YOUR OBJECTIVE
Return each entry below word for word, leaving out any image.

(MATERIAL PROVIDED)

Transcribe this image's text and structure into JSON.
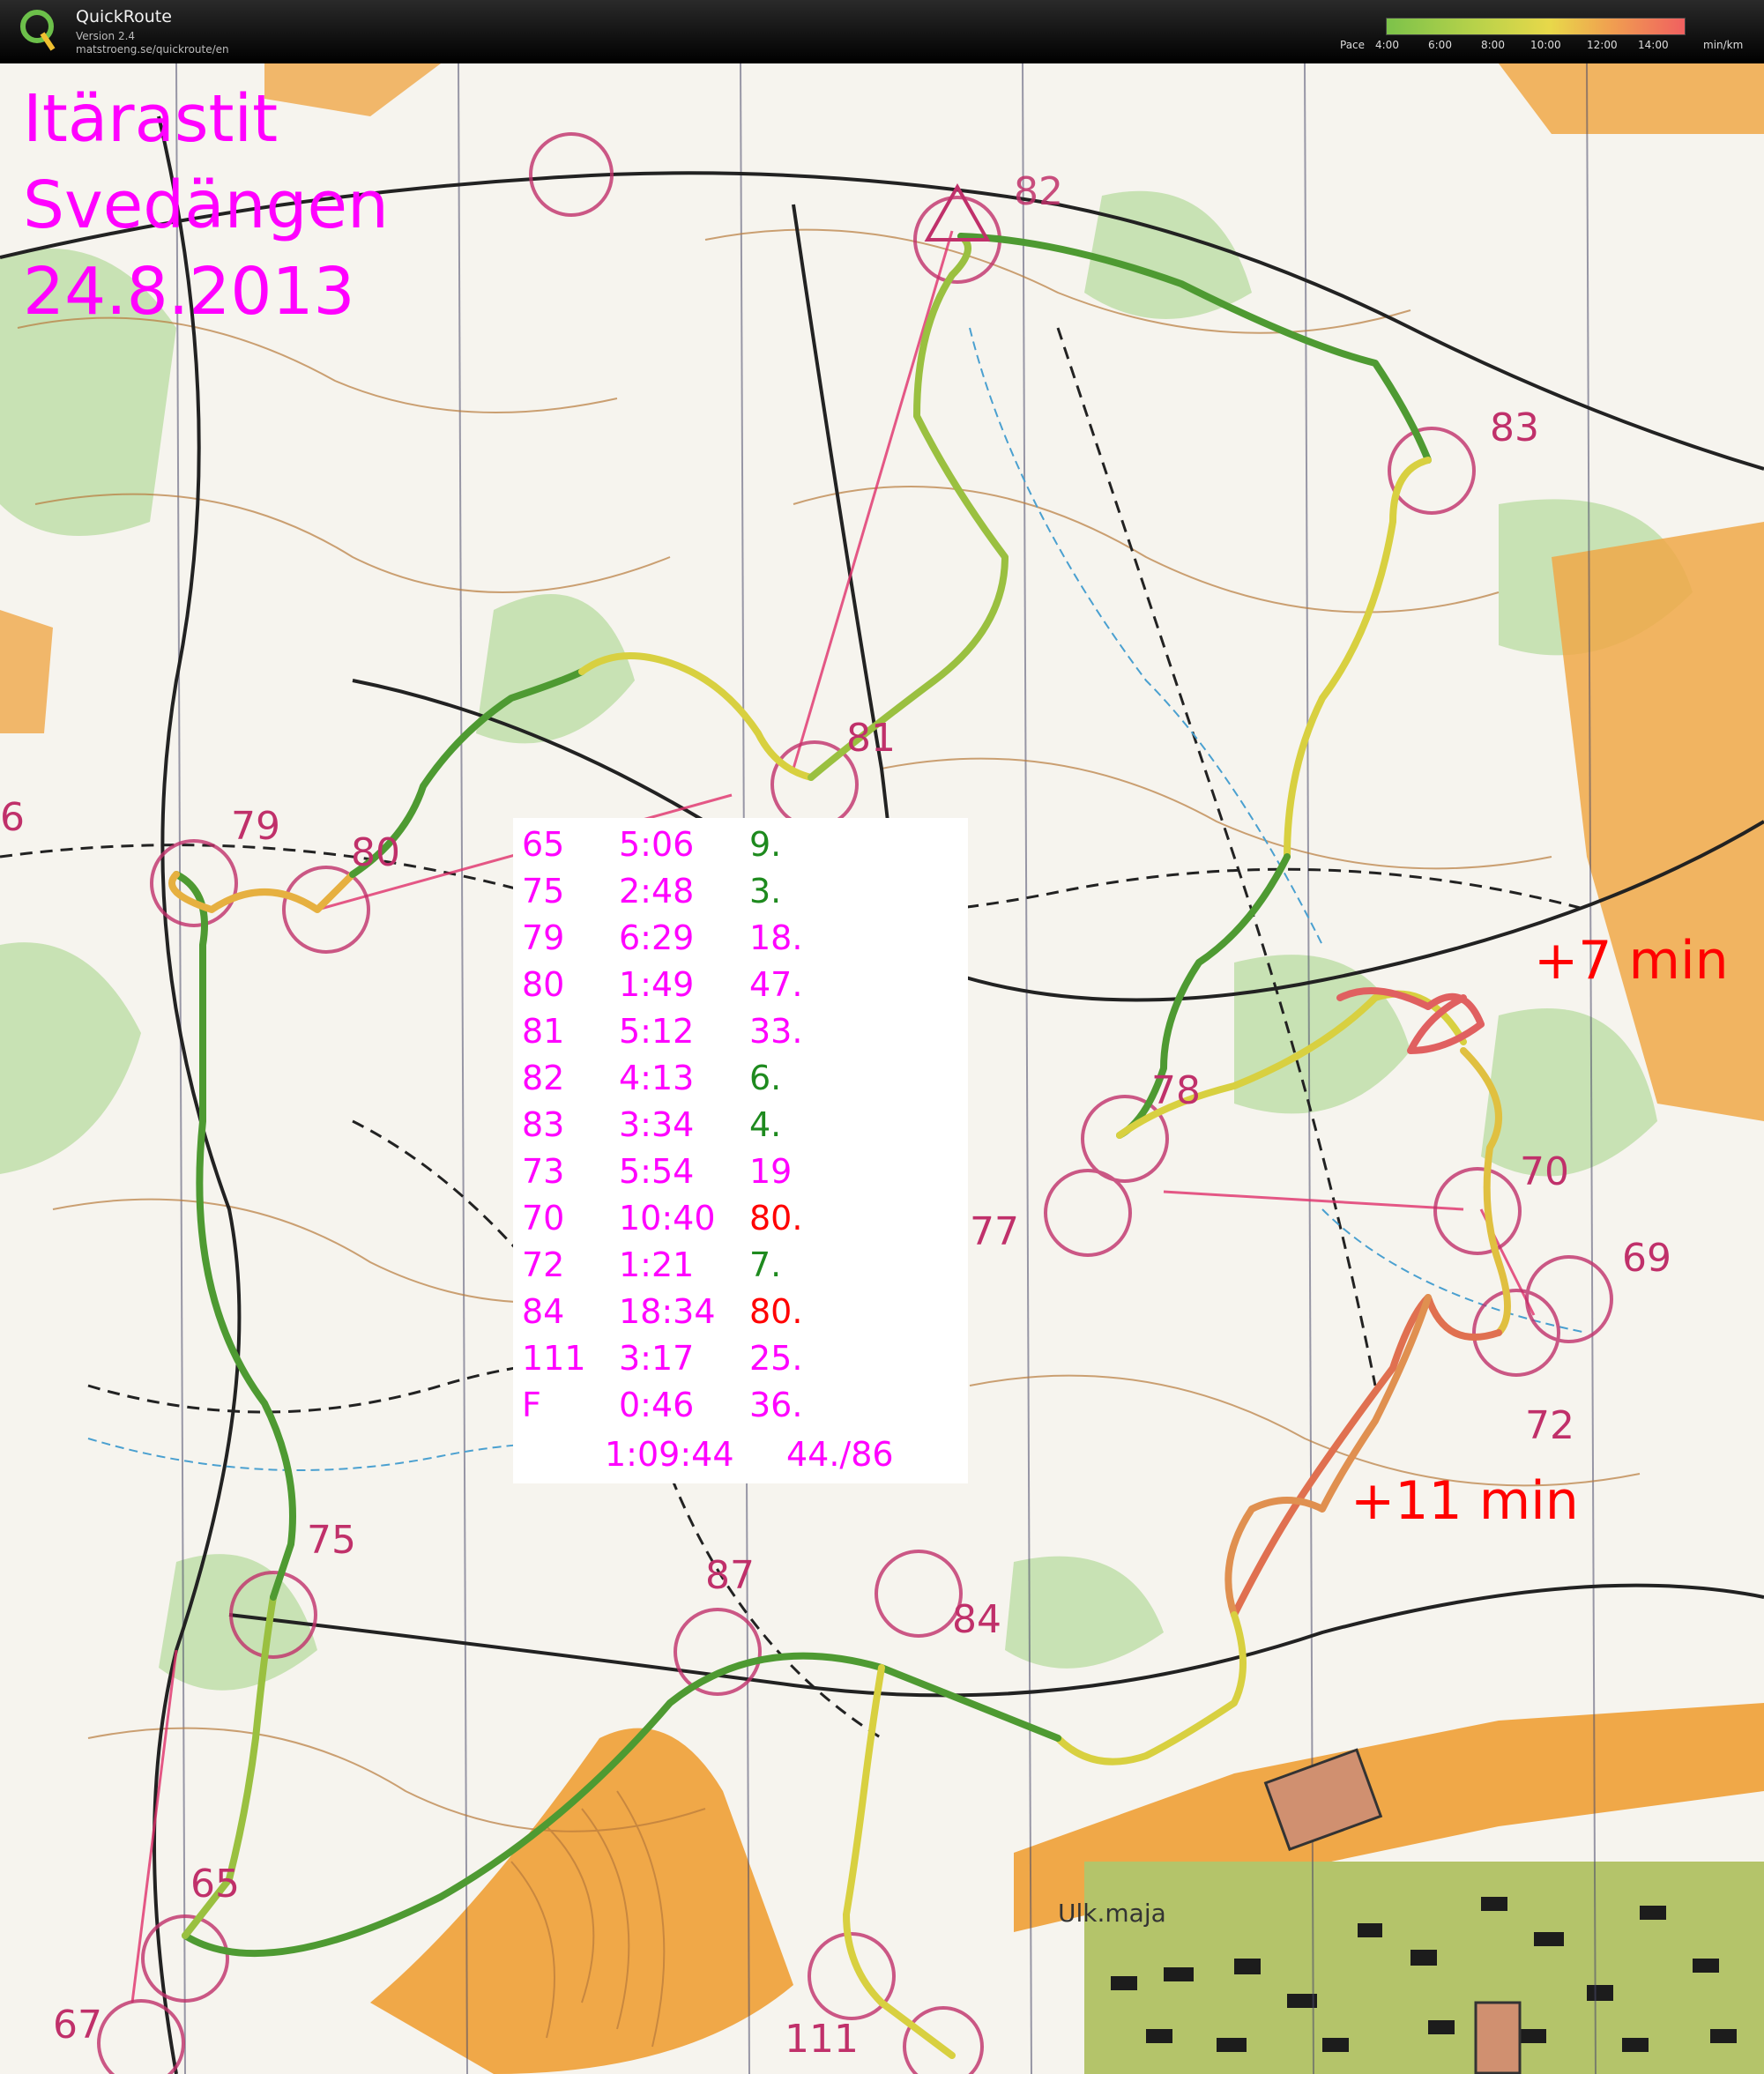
{
  "app": {
    "name": "QuickRoute",
    "version": "Version 2.4",
    "url": "matstroeng.se/quickroute/en",
    "pace_label": "Pace",
    "pace_ticks": [
      "4:00",
      "6:00",
      "8:00",
      "10:00",
      "12:00",
      "14:00"
    ],
    "pace_unit": "min/km"
  },
  "title": {
    "line1": "Itärastit",
    "line2": "Svedängen",
    "line3": "24.8.2013"
  },
  "splits": [
    {
      "control": "65",
      "time": "5:06",
      "rank": "9.",
      "color": "#1e8a1e"
    },
    {
      "control": "75",
      "time": "2:48",
      "rank": "3.",
      "color": "#1e8a1e"
    },
    {
      "control": "79",
      "time": "6:29",
      "rank": "18.",
      "color": "#ff00ff"
    },
    {
      "control": "80",
      "time": "1:49",
      "rank": "47.",
      "color": "#ff00ff"
    },
    {
      "control": "81",
      "time": "5:12",
      "rank": "33.",
      "color": "#ff00ff"
    },
    {
      "control": "82",
      "time": "4:13",
      "rank": "6.",
      "color": "#1e8a1e"
    },
    {
      "control": "83",
      "time": "3:34",
      "rank": "4.",
      "color": "#1e8a1e"
    },
    {
      "control": "73",
      "time": "5:54",
      "rank": "19",
      "color": "#ff00ff"
    },
    {
      "control": "70",
      "time": "10:40",
      "rank": "80.",
      "color": "#ff0000"
    },
    {
      "control": "72",
      "time": "1:21",
      "rank": "7.",
      "color": "#1e8a1e"
    },
    {
      "control": "84",
      "time": "18:34",
      "rank": "80.",
      "color": "#ff0000"
    },
    {
      "control": "111",
      "time": "3:17",
      "rank": "25.",
      "color": "#ff00ff"
    },
    {
      "control": "F",
      "time": "0:46",
      "rank": "36.",
      "color": "#ff00ff"
    }
  ],
  "total": {
    "time": "1:09:44",
    "rank": "44./86"
  },
  "notes": {
    "lost_70": "+7 min",
    "lost_84": "+11 min"
  },
  "control_labels": [
    "82",
    "83",
    "81",
    "79",
    "80",
    "78",
    "77",
    "70",
    "69",
    "72",
    "75",
    "87",
    "84",
    "65",
    "67",
    "111",
    "6"
  ],
  "place_label": "Ulk.maja"
}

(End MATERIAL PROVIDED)

TASK OUTPUT
Transcribe this image's text and structure into JSON.
{
  "app": {
    "name": "QuickRoute",
    "version": "Version 2.4",
    "url": "matstroeng.se/quickroute/en",
    "pace_label": "Pace",
    "pace_ticks": [
      "4:00",
      "6:00",
      "8:00",
      "10:00",
      "12:00",
      "14:00"
    ],
    "pace_unit": "min/km"
  },
  "title": {
    "line1": "Itärastit",
    "line2": "Svedängen",
    "line3": "24.8.2013"
  },
  "splits": [
    {
      "control": "65",
      "time": "5:06",
      "rank": "9.",
      "color": "#1e8a1e"
    },
    {
      "control": "75",
      "time": "2:48",
      "rank": "3.",
      "color": "#1e8a1e"
    },
    {
      "control": "79",
      "time": "6:29",
      "rank": "18.",
      "color": "#ff00ff"
    },
    {
      "control": "80",
      "time": "1:49",
      "rank": "47.",
      "color": "#ff00ff"
    },
    {
      "control": "81",
      "time": "5:12",
      "rank": "33.",
      "color": "#ff00ff"
    },
    {
      "control": "82",
      "time": "4:13",
      "rank": "6.",
      "color": "#1e8a1e"
    },
    {
      "control": "83",
      "time": "3:34",
      "rank": "4.",
      "color": "#1e8a1e"
    },
    {
      "control": "73",
      "time": "5:54",
      "rank": "19",
      "color": "#ff00ff"
    },
    {
      "control": "70",
      "time": "10:40",
      "rank": "80.",
      "color": "#ff0000"
    },
    {
      "control": "72",
      "time": "1:21",
      "rank": "7.",
      "color": "#1e8a1e"
    },
    {
      "control": "84",
      "time": "18:34",
      "rank": "80.",
      "color": "#ff0000"
    },
    {
      "control": "111",
      "time": "3:17",
      "rank": "25.",
      "color": "#ff00ff"
    },
    {
      "control": "F",
      "time": "0:46",
      "rank": "36.",
      "color": "#ff00ff"
    }
  ],
  "total": {
    "time": "1:09:44",
    "rank": "44./86"
  },
  "notes": {
    "lost_70": "+7 min",
    "lost_84": "+11 min"
  },
  "control_labels": [
    "82",
    "83",
    "81",
    "79",
    "80",
    "78",
    "77",
    "70",
    "69",
    "72",
    "75",
    "87",
    "84",
    "65",
    "67",
    "111",
    "6"
  ],
  "place_label": "Ulk.maja"
}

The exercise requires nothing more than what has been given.